Reflection on Teaching English Language Learners

From 2007 to 2015, I had the privilege of teaching English as a foreign language in two different South Korean cities, Daegu and Gangneung. In the first three years, I taught at a private academy in Daegu and had students ranging from kindergarten age to senior citizens. In my final four years, I taught in a public middle school with grades seven to nine. For this reflection, I will focus on the experience I had in the Gangneung middle school.

This middle school had nine different classes in each grade, and the students had varying English abilities. This made instruction quite challenging as each class had students who were still mastering basic reading, with students who had studied overseas in English-speaking countries. This disparity in skill levels forced me to create lessons that were as flexible as possible to not exclude anyone. I encouraged group work when possible to make scaffolding easier for the students. Unlike most other native English teachers, I went from classroom to classroom, so the students were organized in rows of desks. Restructuring the learning environment to better suit the students’ needs was always a high priority.

The curriculum I was to teach was of questionable quality. There was an English textbook for each grade, and each chapter acted as a unit, with three lessons per chapter. Korea’s education system is still very much entrenched into the notion of standardized tests (such tests have been important there for millennia). What I included within my lessons was fairly open-ended, as long as I hit upon all the main topics for my section of the chapter. As long as the students were in good position for their midterms and final exams, I was given a wide berth to teach what I wanted.
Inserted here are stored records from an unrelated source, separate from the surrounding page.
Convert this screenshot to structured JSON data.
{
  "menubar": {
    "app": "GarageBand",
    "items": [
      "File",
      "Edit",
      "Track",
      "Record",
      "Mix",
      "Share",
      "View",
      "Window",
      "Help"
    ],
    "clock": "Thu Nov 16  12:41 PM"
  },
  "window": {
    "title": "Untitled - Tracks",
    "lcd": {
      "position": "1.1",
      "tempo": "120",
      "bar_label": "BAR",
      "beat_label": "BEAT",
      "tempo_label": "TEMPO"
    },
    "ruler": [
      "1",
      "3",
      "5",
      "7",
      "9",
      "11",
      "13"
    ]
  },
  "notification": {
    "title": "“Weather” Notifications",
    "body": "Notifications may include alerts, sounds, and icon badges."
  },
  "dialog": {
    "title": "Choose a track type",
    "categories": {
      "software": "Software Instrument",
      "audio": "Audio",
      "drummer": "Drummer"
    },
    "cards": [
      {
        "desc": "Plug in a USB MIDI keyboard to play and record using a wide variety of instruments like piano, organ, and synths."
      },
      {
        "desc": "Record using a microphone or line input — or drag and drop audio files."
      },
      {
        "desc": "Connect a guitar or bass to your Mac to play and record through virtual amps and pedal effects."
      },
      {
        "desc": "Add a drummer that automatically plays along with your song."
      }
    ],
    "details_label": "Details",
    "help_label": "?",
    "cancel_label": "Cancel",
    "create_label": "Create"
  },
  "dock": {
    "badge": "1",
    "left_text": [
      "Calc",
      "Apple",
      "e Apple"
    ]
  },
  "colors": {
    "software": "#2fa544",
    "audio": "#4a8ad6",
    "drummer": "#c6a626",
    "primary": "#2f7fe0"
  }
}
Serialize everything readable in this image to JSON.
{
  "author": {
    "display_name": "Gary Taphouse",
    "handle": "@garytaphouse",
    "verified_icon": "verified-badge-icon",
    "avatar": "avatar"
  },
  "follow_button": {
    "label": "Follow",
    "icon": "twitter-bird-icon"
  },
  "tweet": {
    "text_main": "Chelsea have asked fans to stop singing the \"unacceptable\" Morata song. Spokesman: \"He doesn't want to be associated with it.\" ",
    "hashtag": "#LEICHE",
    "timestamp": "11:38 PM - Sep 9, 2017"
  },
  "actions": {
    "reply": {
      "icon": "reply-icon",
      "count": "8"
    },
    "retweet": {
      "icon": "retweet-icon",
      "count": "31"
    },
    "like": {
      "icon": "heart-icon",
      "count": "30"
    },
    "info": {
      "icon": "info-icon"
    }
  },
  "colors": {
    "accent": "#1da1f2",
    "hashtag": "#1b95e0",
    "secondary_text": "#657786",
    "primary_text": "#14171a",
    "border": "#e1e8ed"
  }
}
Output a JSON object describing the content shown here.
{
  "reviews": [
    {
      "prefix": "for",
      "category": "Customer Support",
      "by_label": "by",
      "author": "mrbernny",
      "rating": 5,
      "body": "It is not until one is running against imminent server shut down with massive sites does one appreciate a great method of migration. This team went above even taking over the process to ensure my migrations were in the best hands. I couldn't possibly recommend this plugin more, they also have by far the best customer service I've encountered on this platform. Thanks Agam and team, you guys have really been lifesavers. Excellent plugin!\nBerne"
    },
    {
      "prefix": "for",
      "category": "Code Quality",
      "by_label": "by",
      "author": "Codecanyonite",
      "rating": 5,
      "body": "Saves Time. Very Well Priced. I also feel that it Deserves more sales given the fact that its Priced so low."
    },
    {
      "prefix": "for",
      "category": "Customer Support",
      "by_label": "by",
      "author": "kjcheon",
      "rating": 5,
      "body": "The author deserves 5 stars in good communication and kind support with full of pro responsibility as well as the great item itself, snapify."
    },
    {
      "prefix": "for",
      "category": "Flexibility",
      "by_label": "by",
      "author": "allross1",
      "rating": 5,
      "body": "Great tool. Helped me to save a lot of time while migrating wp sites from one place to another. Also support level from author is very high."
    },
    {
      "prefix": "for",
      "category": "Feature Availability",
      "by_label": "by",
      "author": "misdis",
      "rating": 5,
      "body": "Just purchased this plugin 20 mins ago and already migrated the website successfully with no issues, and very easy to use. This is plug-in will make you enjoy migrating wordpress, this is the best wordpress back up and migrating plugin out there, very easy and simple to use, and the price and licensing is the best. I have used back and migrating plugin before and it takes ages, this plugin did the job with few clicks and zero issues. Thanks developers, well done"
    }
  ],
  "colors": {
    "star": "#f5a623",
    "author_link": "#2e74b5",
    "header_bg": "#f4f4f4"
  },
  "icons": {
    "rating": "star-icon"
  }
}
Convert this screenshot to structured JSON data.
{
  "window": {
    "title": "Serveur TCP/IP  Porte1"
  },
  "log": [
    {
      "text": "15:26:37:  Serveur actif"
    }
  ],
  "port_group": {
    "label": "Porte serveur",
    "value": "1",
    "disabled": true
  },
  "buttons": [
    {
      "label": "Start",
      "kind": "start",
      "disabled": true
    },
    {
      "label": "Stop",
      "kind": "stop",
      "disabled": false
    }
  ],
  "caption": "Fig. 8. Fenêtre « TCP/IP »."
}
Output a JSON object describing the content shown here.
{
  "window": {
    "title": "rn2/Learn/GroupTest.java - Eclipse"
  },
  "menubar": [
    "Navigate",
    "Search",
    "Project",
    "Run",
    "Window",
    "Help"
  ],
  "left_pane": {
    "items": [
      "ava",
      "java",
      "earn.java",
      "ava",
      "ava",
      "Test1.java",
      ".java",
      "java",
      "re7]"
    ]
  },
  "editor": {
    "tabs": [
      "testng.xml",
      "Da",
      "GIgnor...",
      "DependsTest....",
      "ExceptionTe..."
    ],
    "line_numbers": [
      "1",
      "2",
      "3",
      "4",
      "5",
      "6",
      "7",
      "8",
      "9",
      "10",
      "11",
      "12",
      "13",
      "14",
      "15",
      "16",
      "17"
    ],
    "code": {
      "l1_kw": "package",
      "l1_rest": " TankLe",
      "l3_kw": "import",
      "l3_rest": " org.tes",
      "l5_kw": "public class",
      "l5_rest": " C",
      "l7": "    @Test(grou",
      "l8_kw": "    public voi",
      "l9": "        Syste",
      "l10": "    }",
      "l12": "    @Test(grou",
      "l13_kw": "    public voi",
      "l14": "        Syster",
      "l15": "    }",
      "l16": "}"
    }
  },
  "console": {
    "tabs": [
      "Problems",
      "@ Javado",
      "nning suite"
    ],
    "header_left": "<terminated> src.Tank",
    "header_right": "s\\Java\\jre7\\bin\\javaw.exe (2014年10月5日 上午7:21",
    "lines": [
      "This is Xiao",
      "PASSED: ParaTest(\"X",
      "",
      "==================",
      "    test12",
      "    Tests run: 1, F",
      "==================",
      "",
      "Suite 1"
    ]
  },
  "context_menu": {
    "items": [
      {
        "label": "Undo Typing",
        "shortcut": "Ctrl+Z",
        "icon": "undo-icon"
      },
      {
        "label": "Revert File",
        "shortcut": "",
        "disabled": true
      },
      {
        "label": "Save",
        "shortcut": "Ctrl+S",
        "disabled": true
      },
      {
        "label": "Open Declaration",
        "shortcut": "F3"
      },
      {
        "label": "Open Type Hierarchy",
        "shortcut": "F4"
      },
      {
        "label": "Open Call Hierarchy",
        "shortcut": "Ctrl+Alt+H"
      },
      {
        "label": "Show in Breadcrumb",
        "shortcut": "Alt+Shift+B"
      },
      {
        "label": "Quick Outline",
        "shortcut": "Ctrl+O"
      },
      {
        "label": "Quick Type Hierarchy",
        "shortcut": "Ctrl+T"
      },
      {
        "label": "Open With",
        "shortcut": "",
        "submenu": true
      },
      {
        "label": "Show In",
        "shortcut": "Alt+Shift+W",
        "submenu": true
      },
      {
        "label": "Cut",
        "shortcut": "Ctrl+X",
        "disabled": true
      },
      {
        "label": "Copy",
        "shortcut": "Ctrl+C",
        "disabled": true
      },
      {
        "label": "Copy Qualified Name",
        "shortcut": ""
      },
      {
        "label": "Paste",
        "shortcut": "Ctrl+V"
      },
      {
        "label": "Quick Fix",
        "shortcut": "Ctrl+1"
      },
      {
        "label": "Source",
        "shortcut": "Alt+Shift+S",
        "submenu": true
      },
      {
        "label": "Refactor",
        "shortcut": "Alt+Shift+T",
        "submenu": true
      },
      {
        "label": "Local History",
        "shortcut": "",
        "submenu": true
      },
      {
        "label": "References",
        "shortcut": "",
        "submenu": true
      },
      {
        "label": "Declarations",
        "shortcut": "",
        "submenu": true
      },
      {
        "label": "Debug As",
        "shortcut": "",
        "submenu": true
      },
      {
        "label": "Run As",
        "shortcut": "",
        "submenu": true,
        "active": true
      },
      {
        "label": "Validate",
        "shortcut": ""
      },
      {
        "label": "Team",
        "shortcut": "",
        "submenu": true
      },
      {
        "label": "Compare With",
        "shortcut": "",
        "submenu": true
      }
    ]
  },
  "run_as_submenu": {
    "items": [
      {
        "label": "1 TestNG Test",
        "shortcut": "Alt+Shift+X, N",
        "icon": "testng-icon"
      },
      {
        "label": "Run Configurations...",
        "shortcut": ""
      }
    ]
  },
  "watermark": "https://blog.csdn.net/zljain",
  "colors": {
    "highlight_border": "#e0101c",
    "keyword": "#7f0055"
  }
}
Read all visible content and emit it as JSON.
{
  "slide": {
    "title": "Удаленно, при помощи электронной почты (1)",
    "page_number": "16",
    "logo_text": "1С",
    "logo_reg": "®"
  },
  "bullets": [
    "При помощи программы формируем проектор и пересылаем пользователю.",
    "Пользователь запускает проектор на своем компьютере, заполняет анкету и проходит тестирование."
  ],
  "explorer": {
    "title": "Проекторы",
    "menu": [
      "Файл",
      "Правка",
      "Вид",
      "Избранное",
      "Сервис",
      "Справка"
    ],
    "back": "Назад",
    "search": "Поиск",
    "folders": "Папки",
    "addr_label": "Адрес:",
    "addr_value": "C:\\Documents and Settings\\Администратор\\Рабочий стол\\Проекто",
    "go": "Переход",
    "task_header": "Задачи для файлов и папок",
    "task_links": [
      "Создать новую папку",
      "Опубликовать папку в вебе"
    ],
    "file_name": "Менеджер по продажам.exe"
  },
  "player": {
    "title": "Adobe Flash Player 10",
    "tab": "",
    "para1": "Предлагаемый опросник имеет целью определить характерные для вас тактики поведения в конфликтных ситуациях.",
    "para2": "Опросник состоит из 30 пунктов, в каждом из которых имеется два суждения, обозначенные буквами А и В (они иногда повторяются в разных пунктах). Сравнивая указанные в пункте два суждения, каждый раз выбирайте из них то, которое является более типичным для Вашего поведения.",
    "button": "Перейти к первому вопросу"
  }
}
Generally, my lesson would open with a five-minute review of the previous week’s lesson. Then I would introduce new content, and model its use. When the students were comfortable enough, they would use the content in a group activity of some sort that would often involve moving around to gather information (elements of total physical response). Once enough time had passed, I would call the class together, and go through the students’ responses to the activity. I would then add more detail to a previous point, or introduce a new point, and have an activity set up for the latter. The consolidation of the class would be students presenting their work on the final activity. I would also include extension type activities for students who finished the main activities quickly, and they could do these independently, or help each other out without distracting the others.

The years I spent in Gangneung made it apparent how important it was to build an inclusive atmosphere where students did not need to feel uncomfortable in asking for help. It also taught me how to balance my desire to assist my students, and knowing when to let them try to figure things out on their own. I often had very high expectations for my students, and I was always exceedingly proud when I saw their progress grow by leaps and bounds.

Teaching ELL students in Ottawa presents a different set of challenges. Students in my practicum lessons benefited from my ability to clearly speak in terms they would understand. However, for lower level ELL students, I was not able to use the crutch of speaking their native tongue to deliver clearer instructions (something I could do in Korea). While I could get the students to understand the activity in the end, it would have been more expedient if I had an exemplar to model. My lessons in Korea were highly-visual, but my lessons during practicum lacked this component. Going forward, if I do not have enough time to create my own presentations for each lesson, I will be sure to at least have visuals for key points, so ELL students can better follow along.

I believe every second language learner has the potential to succeed in school if they are given the appropriate support. The many ESL students in my practicum were fortunate enough to have LRTs during science and math lessons. Their comprehension was greatly enhanced with the increased attention, and the smaller student-teacher ratio. Being able to incorporate staff properly, so their time is not wasted, will require differentiation within my lessons to better serve ELL students. It is also imperative that I place students strategically with each other, so that ELL students are with someone they trust enough to ask for help when it is needed.